*** Opening of DATASET CONTENT ***

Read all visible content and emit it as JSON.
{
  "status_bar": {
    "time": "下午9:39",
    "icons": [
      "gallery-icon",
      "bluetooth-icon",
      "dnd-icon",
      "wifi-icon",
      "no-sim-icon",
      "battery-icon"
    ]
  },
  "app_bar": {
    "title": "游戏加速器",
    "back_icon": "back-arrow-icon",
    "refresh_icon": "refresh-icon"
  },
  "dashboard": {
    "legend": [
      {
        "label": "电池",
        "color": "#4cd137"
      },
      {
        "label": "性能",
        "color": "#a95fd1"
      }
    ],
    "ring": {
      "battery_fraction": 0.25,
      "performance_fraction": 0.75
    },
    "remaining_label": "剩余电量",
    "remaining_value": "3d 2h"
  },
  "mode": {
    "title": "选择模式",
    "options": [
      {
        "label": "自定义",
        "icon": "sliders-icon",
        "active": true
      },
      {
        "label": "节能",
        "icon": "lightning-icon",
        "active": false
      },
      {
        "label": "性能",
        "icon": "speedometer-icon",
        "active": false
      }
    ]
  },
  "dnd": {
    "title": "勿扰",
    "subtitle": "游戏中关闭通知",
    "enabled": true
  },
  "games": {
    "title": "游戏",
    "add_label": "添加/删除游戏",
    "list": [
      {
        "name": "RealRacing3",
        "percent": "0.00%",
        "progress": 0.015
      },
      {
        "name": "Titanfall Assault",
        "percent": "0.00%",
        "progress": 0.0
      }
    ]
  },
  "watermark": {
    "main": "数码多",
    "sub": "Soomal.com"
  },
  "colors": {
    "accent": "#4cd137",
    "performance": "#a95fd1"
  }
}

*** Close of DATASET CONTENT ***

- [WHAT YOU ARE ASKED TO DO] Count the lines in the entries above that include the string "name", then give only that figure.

- [EXPECTED ANSWER] 2